**YOUR ASSIGNMENT**
The answer should match the entries that follow exactly, except that no image appears in it.

Component data from apps and pages:
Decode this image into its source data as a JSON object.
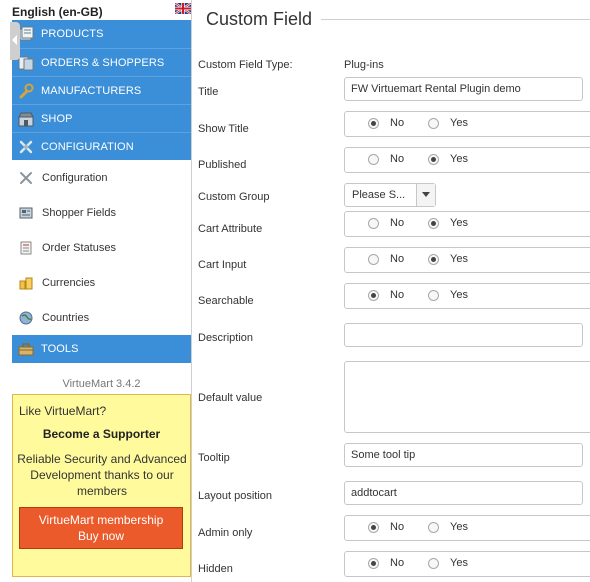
{
  "language": {
    "label": "English (en-GB)",
    "flag_icon": "uk-flag-icon"
  },
  "sidebar": {
    "menu_top": [
      {
        "label": "PRODUCTS",
        "icon": "products-icon"
      },
      {
        "label": "ORDERS & SHOPPERS",
        "icon": "orders-icon"
      },
      {
        "label": "MANUFACTURERS",
        "icon": "wrench-icon"
      },
      {
        "label": "SHOP",
        "icon": "shop-icon"
      },
      {
        "label": "CONFIGURATION",
        "icon": "configuration-icon"
      }
    ],
    "sub_items": [
      {
        "label": "Configuration",
        "icon": "tools-icon"
      },
      {
        "label": "Shopper Fields",
        "icon": "shopper-fields-icon"
      },
      {
        "label": "Order Statuses",
        "icon": "order-statuses-icon"
      },
      {
        "label": "Currencies",
        "icon": "currencies-icon"
      },
      {
        "label": "Countries",
        "icon": "globe-icon"
      }
    ],
    "menu_tools": {
      "label": "TOOLS",
      "icon": "tools-box-icon"
    },
    "version": "VirtueMart 3.4.2",
    "promo": {
      "question": "Like VirtueMart?",
      "title": "Become a Supporter",
      "body": "Reliable Security and Advanced Development thanks to our members",
      "button_line1": "VirtueMart membership",
      "button_line2": "Buy now"
    },
    "colors": {
      "menu_blue": "#3b8ed8",
      "promo_bg": "#fffb9c",
      "promo_button": "#ea5a2b"
    }
  },
  "main": {
    "title": "Custom Field",
    "fields": {
      "type": {
        "label": "Custom Field Type:",
        "value": "Plug-ins"
      },
      "title": {
        "label": "Title",
        "value": "FW Virtuemart Rental Plugin demo"
      },
      "show_title": {
        "label": "Show Title",
        "no": "No",
        "yes": "Yes",
        "selected": "No"
      },
      "published": {
        "label": "Published",
        "no": "No",
        "yes": "Yes",
        "selected": "Yes"
      },
      "custom_group": {
        "label": "Custom Group",
        "value": "Please S..."
      },
      "cart_attribute": {
        "label": "Cart Attribute",
        "no": "No",
        "yes": "Yes",
        "selected": "Yes"
      },
      "cart_input": {
        "label": "Cart Input",
        "no": "No",
        "yes": "Yes",
        "selected": "Yes"
      },
      "searchable": {
        "label": "Searchable",
        "no": "No",
        "yes": "Yes",
        "selected": "No"
      },
      "description": {
        "label": "Description",
        "value": ""
      },
      "default_value": {
        "label": "Default value",
        "value": ""
      },
      "tooltip": {
        "label": "Tooltip",
        "value": "Some tool tip"
      },
      "layout_position": {
        "label": "Layout position",
        "value": "addtocart"
      },
      "admin_only": {
        "label": "Admin only",
        "no": "No",
        "yes": "Yes",
        "selected": "No"
      },
      "hidden": {
        "label": "Hidden",
        "no": "No",
        "yes": "Yes",
        "selected": "No"
      }
    }
  }
}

**WRITTEN ANSWER**
Decode this image into its source data as a JSON object.
{
  "language": {
    "label": "English (en-GB)",
    "flag_icon": "uk-flag-icon"
  },
  "sidebar": {
    "menu_top": [
      {
        "label": "PRODUCTS",
        "icon": "products-icon"
      },
      {
        "label": "ORDERS & SHOPPERS",
        "icon": "orders-icon"
      },
      {
        "label": "MANUFACTURERS",
        "icon": "wrench-icon"
      },
      {
        "label": "SHOP",
        "icon": "shop-icon"
      },
      {
        "label": "CONFIGURATION",
        "icon": "configuration-icon"
      }
    ],
    "sub_items": [
      {
        "label": "Configuration",
        "icon": "tools-icon"
      },
      {
        "label": "Shopper Fields",
        "icon": "shopper-fields-icon"
      },
      {
        "label": "Order Statuses",
        "icon": "order-statuses-icon"
      },
      {
        "label": "Currencies",
        "icon": "currencies-icon"
      },
      {
        "label": "Countries",
        "icon": "globe-icon"
      }
    ],
    "menu_tools": {
      "label": "TOOLS",
      "icon": "tools-box-icon"
    },
    "version": "VirtueMart 3.4.2",
    "promo": {
      "question": "Like VirtueMart?",
      "title": "Become a Supporter",
      "body": "Reliable Security and Advanced Development thanks to our members",
      "button_line1": "VirtueMart membership",
      "button_line2": "Buy now"
    },
    "colors": {
      "menu_blue": "#3b8ed8",
      "promo_bg": "#fffb9c",
      "promo_button": "#ea5a2b"
    }
  },
  "main": {
    "title": "Custom Field",
    "fields": {
      "type": {
        "label": "Custom Field Type:",
        "value": "Plug-ins"
      },
      "title": {
        "label": "Title",
        "value": "FW Virtuemart Rental Plugin demo"
      },
      "show_title": {
        "label": "Show Title",
        "no": "No",
        "yes": "Yes",
        "selected": "No"
      },
      "published": {
        "label": "Published",
        "no": "No",
        "yes": "Yes",
        "selected": "Yes"
      },
      "custom_group": {
        "label": "Custom Group",
        "value": "Please S..."
      },
      "cart_attribute": {
        "label": "Cart Attribute",
        "no": "No",
        "yes": "Yes",
        "selected": "Yes"
      },
      "cart_input": {
        "label": "Cart Input",
        "no": "No",
        "yes": "Yes",
        "selected": "Yes"
      },
      "searchable": {
        "label": "Searchable",
        "no": "No",
        "yes": "Yes",
        "selected": "No"
      },
      "description": {
        "label": "Description",
        "value": ""
      },
      "default_value": {
        "label": "Default value",
        "value": ""
      },
      "tooltip": {
        "label": "Tooltip",
        "value": "Some tool tip"
      },
      "layout_position": {
        "label": "Layout position",
        "value": "addtocart"
      },
      "admin_only": {
        "label": "Admin only",
        "no": "No",
        "yes": "Yes",
        "selected": "No"
      },
      "hidden": {
        "label": "Hidden",
        "no": "No",
        "yes": "Yes",
        "selected": "No"
      }
    }
  }
}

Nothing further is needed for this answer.